Bil’s rating (out of 5): BB.5.
USA, 1962. Famous Artists Productions. Screenplay by John Fante, Edmund Morris, based on the novel by Nelson Algren. Cinematography by Joseph MacDonald. Produced by Charles K. Feldman. Music by Elmer Bernstein. Production Design by Richard Sylbert. Costume Design by Charles Le Maire. Film Editing by Harry Gerstad. Academy Awards 1962.

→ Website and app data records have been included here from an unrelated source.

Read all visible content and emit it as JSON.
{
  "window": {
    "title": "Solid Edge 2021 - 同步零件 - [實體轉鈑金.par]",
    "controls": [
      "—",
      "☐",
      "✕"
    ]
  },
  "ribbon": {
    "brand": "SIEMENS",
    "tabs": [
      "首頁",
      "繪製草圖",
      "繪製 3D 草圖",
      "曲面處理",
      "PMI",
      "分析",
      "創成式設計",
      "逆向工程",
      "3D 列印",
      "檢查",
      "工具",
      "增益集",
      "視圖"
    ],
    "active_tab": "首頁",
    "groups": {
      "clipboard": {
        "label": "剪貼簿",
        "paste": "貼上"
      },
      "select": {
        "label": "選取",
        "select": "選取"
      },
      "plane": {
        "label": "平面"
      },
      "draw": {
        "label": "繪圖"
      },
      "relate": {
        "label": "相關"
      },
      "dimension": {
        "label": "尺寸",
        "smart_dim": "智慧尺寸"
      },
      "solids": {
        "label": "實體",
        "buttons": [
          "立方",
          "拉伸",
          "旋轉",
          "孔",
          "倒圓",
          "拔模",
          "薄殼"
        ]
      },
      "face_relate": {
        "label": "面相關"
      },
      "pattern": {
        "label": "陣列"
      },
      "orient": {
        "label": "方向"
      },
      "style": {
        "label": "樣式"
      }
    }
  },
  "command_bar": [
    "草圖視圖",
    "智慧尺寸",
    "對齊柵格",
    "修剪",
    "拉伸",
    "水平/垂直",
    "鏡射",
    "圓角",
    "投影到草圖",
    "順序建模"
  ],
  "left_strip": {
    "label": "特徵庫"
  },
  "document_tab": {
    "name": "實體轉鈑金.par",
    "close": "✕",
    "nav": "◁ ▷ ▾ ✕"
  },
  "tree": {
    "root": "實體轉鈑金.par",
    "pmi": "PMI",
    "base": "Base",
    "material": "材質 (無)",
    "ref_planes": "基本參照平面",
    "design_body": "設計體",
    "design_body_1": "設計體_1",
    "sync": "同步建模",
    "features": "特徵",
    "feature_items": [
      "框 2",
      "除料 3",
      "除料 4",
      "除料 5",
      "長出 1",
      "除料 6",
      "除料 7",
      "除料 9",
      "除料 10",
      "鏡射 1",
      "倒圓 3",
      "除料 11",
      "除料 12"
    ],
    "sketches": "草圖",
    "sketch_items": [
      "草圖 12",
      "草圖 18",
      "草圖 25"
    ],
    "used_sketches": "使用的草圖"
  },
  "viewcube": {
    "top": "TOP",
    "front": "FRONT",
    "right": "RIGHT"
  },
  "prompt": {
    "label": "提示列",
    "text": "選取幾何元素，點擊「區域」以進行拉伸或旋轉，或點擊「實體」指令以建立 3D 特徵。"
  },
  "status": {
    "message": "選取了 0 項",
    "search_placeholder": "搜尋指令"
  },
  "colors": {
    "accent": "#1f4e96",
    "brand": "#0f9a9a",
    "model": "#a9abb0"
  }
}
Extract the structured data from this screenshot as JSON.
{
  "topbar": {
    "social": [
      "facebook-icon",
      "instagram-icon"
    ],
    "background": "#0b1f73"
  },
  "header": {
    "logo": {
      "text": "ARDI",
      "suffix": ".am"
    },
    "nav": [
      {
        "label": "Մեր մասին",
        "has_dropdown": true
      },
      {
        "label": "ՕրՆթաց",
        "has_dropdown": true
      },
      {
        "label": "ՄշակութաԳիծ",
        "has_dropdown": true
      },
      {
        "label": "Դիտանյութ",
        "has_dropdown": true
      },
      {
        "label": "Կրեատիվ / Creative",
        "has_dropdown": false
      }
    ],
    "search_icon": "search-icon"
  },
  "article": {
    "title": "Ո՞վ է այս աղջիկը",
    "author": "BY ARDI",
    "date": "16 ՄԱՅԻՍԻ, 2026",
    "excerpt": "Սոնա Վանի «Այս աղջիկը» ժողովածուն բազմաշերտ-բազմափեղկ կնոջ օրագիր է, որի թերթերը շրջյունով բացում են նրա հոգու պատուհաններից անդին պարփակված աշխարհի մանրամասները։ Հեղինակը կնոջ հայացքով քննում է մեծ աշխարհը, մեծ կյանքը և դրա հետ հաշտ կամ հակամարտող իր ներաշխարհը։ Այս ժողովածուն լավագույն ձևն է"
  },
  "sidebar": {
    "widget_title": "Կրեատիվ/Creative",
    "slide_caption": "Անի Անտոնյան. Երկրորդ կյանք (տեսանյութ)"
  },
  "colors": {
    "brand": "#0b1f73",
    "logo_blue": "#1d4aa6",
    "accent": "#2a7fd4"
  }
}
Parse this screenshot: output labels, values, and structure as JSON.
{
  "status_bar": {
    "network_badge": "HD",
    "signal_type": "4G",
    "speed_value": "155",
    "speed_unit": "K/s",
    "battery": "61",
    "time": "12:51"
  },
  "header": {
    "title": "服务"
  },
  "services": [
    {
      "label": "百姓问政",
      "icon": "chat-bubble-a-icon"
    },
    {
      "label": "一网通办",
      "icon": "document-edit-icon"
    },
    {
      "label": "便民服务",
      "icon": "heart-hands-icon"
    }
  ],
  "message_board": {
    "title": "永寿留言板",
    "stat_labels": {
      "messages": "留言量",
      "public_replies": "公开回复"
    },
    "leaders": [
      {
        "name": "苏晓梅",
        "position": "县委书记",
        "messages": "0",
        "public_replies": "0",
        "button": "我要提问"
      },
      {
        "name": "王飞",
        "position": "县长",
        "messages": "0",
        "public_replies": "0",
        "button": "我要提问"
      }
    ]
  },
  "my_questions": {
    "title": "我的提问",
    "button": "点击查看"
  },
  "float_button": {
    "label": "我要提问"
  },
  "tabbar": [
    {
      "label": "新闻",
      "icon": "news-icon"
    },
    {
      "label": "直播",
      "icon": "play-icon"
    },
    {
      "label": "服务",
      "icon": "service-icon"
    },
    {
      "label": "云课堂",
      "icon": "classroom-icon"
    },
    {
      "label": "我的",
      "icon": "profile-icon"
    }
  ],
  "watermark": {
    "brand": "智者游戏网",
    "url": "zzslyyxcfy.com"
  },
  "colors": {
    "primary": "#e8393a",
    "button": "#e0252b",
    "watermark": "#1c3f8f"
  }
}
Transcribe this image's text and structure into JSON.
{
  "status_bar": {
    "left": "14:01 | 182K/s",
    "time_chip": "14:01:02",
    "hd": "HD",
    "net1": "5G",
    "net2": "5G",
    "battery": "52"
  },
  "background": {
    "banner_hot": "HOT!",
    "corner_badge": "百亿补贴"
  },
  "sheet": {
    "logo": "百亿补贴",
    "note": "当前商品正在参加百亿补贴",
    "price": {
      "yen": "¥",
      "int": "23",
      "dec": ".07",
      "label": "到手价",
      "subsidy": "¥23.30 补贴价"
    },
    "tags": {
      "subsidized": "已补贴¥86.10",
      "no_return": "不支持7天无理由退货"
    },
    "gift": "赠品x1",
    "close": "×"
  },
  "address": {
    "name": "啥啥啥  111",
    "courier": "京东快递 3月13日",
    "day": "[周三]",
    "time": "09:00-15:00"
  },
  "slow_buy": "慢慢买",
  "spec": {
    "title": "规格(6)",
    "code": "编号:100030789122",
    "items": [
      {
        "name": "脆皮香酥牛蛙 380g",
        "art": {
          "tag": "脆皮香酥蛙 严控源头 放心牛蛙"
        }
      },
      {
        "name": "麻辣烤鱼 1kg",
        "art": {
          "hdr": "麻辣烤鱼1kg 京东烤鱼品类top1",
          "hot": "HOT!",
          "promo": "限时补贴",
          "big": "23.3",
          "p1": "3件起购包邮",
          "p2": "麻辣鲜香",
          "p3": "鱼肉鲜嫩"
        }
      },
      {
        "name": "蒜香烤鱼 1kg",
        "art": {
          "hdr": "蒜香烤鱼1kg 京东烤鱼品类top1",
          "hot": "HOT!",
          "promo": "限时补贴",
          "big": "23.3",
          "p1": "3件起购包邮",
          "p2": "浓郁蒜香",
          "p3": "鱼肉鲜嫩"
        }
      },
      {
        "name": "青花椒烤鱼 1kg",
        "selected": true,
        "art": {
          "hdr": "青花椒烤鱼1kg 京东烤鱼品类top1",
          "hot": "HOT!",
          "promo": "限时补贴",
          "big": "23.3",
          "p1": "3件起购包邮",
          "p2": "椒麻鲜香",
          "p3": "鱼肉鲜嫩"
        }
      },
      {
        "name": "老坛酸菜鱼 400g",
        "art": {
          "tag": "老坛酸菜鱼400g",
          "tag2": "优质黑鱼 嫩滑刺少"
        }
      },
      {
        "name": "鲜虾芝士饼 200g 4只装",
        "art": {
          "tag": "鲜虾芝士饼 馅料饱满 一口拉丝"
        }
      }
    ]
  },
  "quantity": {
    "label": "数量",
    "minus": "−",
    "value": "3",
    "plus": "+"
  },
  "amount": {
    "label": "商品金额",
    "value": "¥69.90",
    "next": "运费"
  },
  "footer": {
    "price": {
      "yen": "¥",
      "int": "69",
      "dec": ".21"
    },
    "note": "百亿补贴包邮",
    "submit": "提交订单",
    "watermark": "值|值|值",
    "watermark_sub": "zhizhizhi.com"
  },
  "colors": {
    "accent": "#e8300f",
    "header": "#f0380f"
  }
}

Laurence Harvey is drifting through Texas when he finds an even more aimless Jane Fonda roughing it on the road. They team up and head for Louisiana, he wants to find his lost love and she just wants to go where things are happening. They split outside of Sin City where he takes up work at a roadside restaurant run by Anne Baxter, then makes his way into the French quarter when he finds out what happened to the lady he’s been searching for: Hallie, played by Capucine, is working in a brothel run by Barbara Stanwyck as a madam who is obsessed with holding on to her. Harvey gets himself into a heap of trouble trying to get Hallie out of there, complicated further when Fonda resurfaces and takes up work in the same “doll house” and helps foil his plans. The seedy world that this movie takes place in would have made much more of an impact when this film came out, there’s still an atmosphere of sex and sin that pervades but, without the shock of its dealing so boldly with taboo subjects, the rather thin plotting and shallow characters are much more obvious. Too much of it relies on its need for the leading lady’s emotional generosity and Capucine, while stunning physically and possessing a kind of commanding allure, doesn’t have the depth to turn flimsy material into something compelling. Harvey fares better and Baxter does best of them all, hers is the most detailed performance in the whole thing, and there’s a pleasure to be had from looking at the dazzling fashions (anachronistic as they are) and a thrill from seeing so many great stars in one explosive piece. Does this add up to a good film? No, but any one of these elements (or the terrific score by Elmer Bernstein) might make you want to at least check it out.